Available On Air Stations

Supreme Court Rules Police Must Get Search Warrant For Most DUI Blood Tests

The United States Supreme Court ruled Wednesday that police must obtain a search warrant to draw blood in routine drunk driving arrests.

The case stems from a 2010 drunk driving arrest in Cape Girardeau. At question is whether a Missouri Highway Patrol Officer violated Tyler McNeely’s protection from unreasonable search and seizure when he drew McNeely’s blood with neither a warrant nor his permission.

Missouri prosecutors argue that alcohol dissolves in the bloodstream while officers wait for a warrant, thus destroying evidence. The high court ruled in McNeely’s favor, but pulled up short of banning all unwarranted blood tests.

Tony Rothert is the legal director of the American Civil Liberties Union of Eastern Missouri. He says the decision requires police officers to consider all circumstances during a drunk driving arrest when deciding if a warrant is necessary.

“Half the states already prohibit blood draws without consent and without a warrant. And now absent true emergency circumstances, that will be the rule throughout the country.”

The state of Missouri argued that alcohol dissipates in the blood stream while officers await a warrant, thus destroying evidence.

Missouri Prosecutors Association president Eric Zahnd says the court refused to specify under which circumstances warrantless blood draws are permissible.

“The question of whether warrantless blood tests of a drunk driving suspect is permissible will continue to be determined on a case-by-case basis. The good news is such tests will remain an arrow in the quiver of law enforcement in appropriate circumstances.”

Warrantless blood tests are permissible under certain conditions, such as in collisions.

Jake is a 2000 graduate of Southeast Missouri State University. As Host Producer, McCleland coordinates all of KRCU's local programming; he works with hosts, producers, and audio engineers to enhance the quality of in-studio productions.

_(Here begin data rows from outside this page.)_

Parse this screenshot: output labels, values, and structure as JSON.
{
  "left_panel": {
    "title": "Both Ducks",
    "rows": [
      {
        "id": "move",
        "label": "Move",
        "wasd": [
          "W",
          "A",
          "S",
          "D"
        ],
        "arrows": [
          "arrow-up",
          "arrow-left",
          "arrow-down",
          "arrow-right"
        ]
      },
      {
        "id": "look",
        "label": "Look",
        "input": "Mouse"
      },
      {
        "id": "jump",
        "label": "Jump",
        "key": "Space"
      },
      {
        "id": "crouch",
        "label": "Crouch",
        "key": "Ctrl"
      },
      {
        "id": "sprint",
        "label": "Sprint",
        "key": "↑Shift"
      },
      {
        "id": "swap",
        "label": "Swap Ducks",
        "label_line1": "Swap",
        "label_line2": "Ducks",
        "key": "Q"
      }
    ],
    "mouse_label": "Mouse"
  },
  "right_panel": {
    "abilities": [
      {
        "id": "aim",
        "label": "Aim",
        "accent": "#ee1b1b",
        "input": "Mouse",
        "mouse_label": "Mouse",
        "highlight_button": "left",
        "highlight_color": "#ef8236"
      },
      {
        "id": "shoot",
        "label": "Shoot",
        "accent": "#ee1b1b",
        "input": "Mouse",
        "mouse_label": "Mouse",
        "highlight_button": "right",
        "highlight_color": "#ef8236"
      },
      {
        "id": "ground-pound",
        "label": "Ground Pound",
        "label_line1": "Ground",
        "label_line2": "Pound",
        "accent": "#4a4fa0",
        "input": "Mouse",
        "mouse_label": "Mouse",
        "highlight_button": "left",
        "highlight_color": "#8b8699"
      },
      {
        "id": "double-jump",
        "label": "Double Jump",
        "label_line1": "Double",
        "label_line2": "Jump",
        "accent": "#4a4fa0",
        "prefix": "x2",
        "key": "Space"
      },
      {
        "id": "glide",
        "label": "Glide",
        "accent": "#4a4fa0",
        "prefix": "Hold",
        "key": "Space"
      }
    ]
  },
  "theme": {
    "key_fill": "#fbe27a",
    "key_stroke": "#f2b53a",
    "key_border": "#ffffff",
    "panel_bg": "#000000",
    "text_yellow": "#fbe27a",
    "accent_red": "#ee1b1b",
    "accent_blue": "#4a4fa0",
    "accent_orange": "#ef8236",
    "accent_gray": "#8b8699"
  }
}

Additionally, McCleland works with station staff and community volunteers to develop new ideas for programming on KRCU. He also records and produces feature stories that are heard locally during Morning Edition and All Thing Considered.
KCUR serves the Kansas City region with breaking news and award-winning podcasts.
Your donation helps keep nonprofit journalism free and available for everyone.